I have always liked this picture of Y.A. Tittle. It embodies the game of football. To me it also embraces the position of quarterback. That is a picture of a leader by example. The blood, sweat, and tears from effort. The look of exhaustion from the mental strain of a game. The position of quarterback has nothing to do with perception, but completely based on reality. The position of quarterback cannot be fooled in the game of football on every offensive snap. So what are the qualities of a quarterback? What makes it work to get the performance we all
A coach cannot hide this position in the game. Sure you may have a powerful running back or great skill players, but without the quarterback sooner or late you will have to win a game on this positions abilities. The better your quarterback is the greater your potential for achieving team goals are. So why am I spending time on a well talked about position? The number one question I get asked is quarterback related. So I decided to create a series of articles, that I feel would answers these questions and create a check list for other coaches. The
As the off season approaches and clinics will be filled with X's and O's, I would like to to move back to step one in the world of coaching. With the new year approaching, the yearly resolutions are waiting in our minds. Many of us are making pledges for various reasons and results, but what kind do coaches make? Better than that what drives you? I believe in our job market we have to look at some reflection, but also the future. Where is our core? How do we find renewal? I happened to see a twitter post recently of
Offensive Line is the root of all offenses. If you do not have a solid front, no matter what your scheme is it does not work. Protection is another hot topic in table talks across the country, whether to slide, vertical etc. In this article, I will dive into the vertical pass drop from a schematic look. I will talk about the mathematics and the proof of why we use vertical pass protection and how we feel that it is the best for your passing game. We do not have bigger staggers or kick slide with our tackles. We vertical
I like to think of myself as a football archaeologist. My mind wants to trace everything back to the roots from where it started. I like to find old books on passing the ball from its infancy years, and compare what we are doing now. I received Dutch Meyers Spread Offense book (that had been out of print for some time), as a Christmas present some years back. It is still one of my prize collectibles. This off season I started reading everything I could find on Sid Gillman. Now if your mind does not seek history like mine, then
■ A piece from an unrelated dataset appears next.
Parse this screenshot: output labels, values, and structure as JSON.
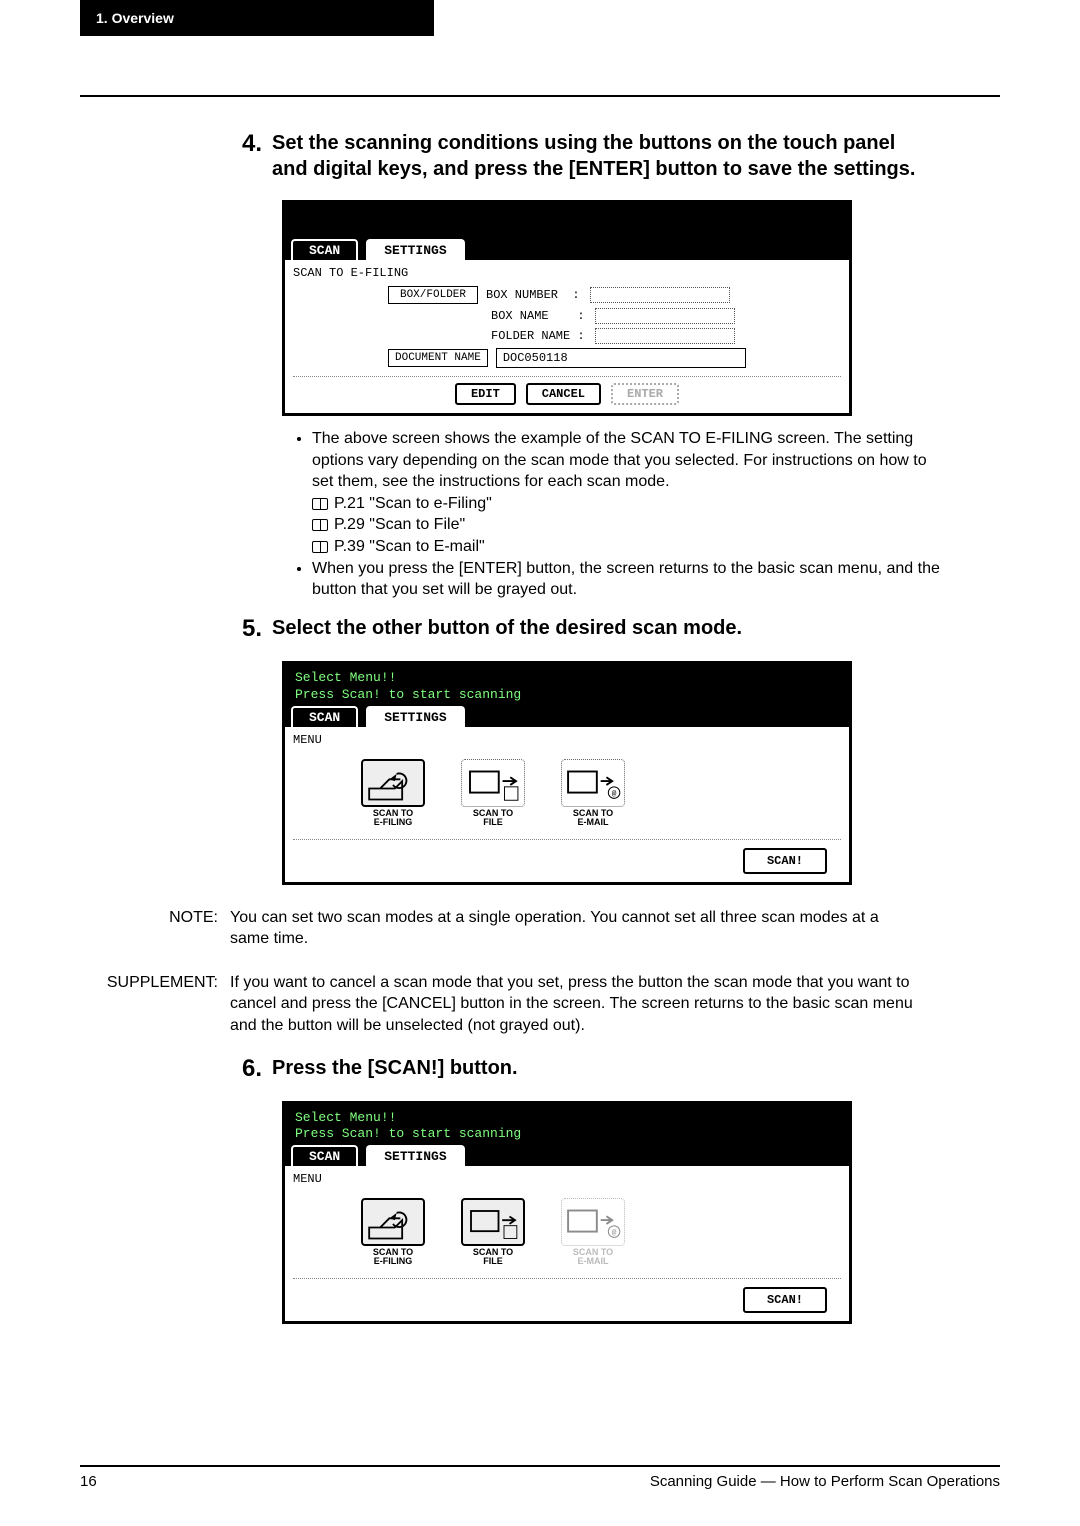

One of the oldest discussions in football is physicality. It has been criticized recently, adjusted, and being sought out by many coaches this off season. So you are coming off a year where you could not win the tough yards. It just Chicago Bears linebacker Dick Butkus staring down the Green Bay Packers offensive line at Wrigley Field.Chicago, Illinois 12/14/1969(Image # 1160 ) seems your team does not have the mind set to grind it out, and you are frustrated. You feel as if you left a key element out of the game. You are embarrassed at the
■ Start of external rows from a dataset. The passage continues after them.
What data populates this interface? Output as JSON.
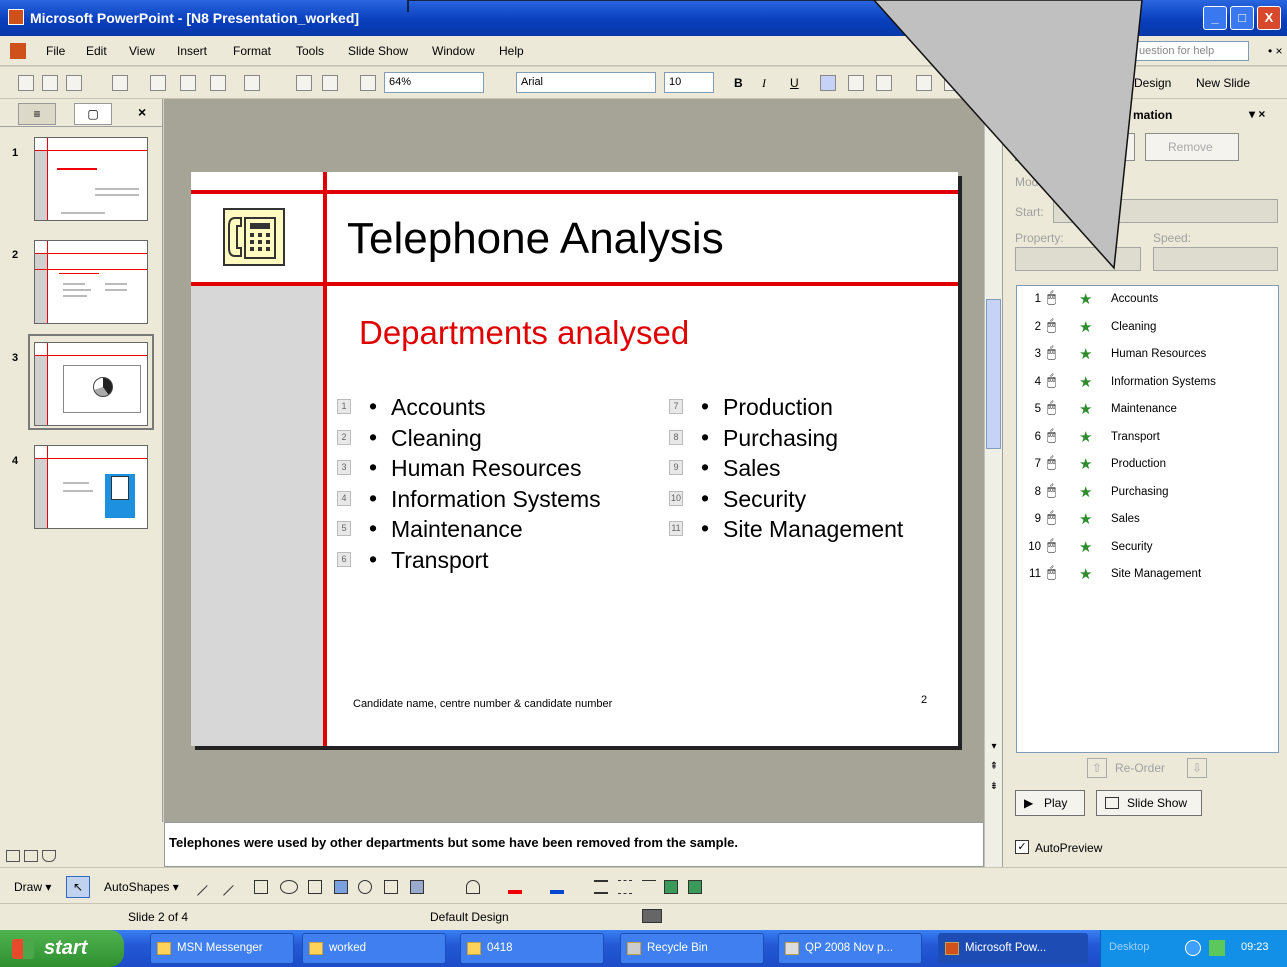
{
  "window": {
    "title": "Microsoft PowerPoint - [N8 Presentation_worked]",
    "minimize": "_",
    "maximize": "□",
    "close": "X"
  },
  "menu": {
    "items": [
      "File",
      "Edit",
      "View",
      "Insert",
      "Format",
      "Tools",
      "Slide Show",
      "Window",
      "Help"
    ],
    "help_placeholder": "uestion for help",
    "close": "• ×"
  },
  "toolbar": {
    "zoom": "64%",
    "font": "Arial",
    "size": "10",
    "bold": "B",
    "italic": "I",
    "underline": "U",
    "design": "Design",
    "new_slide": "New Slide"
  },
  "left_pane": {
    "tab_outline": "≡",
    "tab_slides": "▢",
    "close": "×",
    "slide_numbers": [
      "1",
      "2",
      "3",
      "4"
    ],
    "selected": 2
  },
  "slide": {
    "title": "Telephone Analysis",
    "subtitle": "Departments analysed",
    "left_items": [
      {
        "tag": "1",
        "text": "Accounts"
      },
      {
        "tag": "2",
        "text": "Cleaning"
      },
      {
        "tag": "3",
        "text": "Human Resources"
      },
      {
        "tag": "4",
        "text": "Information Systems"
      },
      {
        "tag": "5",
        "text": "Maintenance"
      },
      {
        "tag": "6",
        "text": "Transport"
      }
    ],
    "right_items": [
      {
        "tag": "7",
        "text": "Production"
      },
      {
        "tag": "8",
        "text": "Purchasing"
      },
      {
        "tag": "9",
        "text": "Sales"
      },
      {
        "tag": "10",
        "text": "Security"
      },
      {
        "tag": "11",
        "text": "Site Management"
      }
    ],
    "footer": "Candidate name, centre number & candidate number",
    "number": "2",
    "bullet": "•",
    "accent": "#e00000"
  },
  "task_pane": {
    "title": "mation",
    "close": "▾ ×",
    "remove": "Remove",
    "modify_label": "Modi",
    "start_label": "Start:",
    "property_label": "Property:",
    "speed_label": "Speed:",
    "animations": [
      {
        "n": "1",
        "name": "Accounts"
      },
      {
        "n": "2",
        "name": "Cleaning"
      },
      {
        "n": "3",
        "name": "Human Resources"
      },
      {
        "n": "4",
        "name": "Information Systems"
      },
      {
        "n": "5",
        "name": "Maintenance"
      },
      {
        "n": "6",
        "name": "Transport"
      },
      {
        "n": "7",
        "name": "Production"
      },
      {
        "n": "8",
        "name": "Purchasing"
      },
      {
        "n": "9",
        "name": "Sales"
      },
      {
        "n": "10",
        "name": "Security"
      },
      {
        "n": "11",
        "name": "Site Management"
      }
    ],
    "reorder": "Re-Order",
    "play": "Play",
    "slide_show": "Slide Show",
    "autopreview": "AutoPreview",
    "autopreview_checked": true
  },
  "notes": {
    "text": "Telephones were used by other departments but some have been removed from the sample."
  },
  "drawing": {
    "draw": "Draw ▾",
    "autoshapes": "AutoShapes ▾"
  },
  "status": {
    "slide": "Slide 2 of 4",
    "design": "Default Design"
  },
  "taskbar": {
    "start": "start",
    "tasks": [
      "MSN Messenger",
      "worked",
      "0418",
      "Recycle Bin",
      "QP 2008 Nov p...",
      "Microsoft Pow..."
    ],
    "active_task": 5,
    "desktop": "Desktop",
    "clock": "09:23"
  },
  "callout": {
    "fill": "#c0c0c0"
  }
}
This is a guest article written for FootballXOs.com by Adam Hovorka. Coach Hovorka introduces his Ice Play from the Spread Offense.
We have been running some form of packaged plays since 2013 when I saw a clinic talk by Mike Emendorfer from UW-Platteville. Back then it was on the cutting edge of what teams were doing, but not it has become very advanced and teams at every level are running packaged plays, and RPO’s are all over as well. Our use of RPO’s and Packaged Plays has evolved tremendously from our meager beginnings in 2013, but there are some aspects that have never changed because they work so well for teaching and understanding the concepts involved.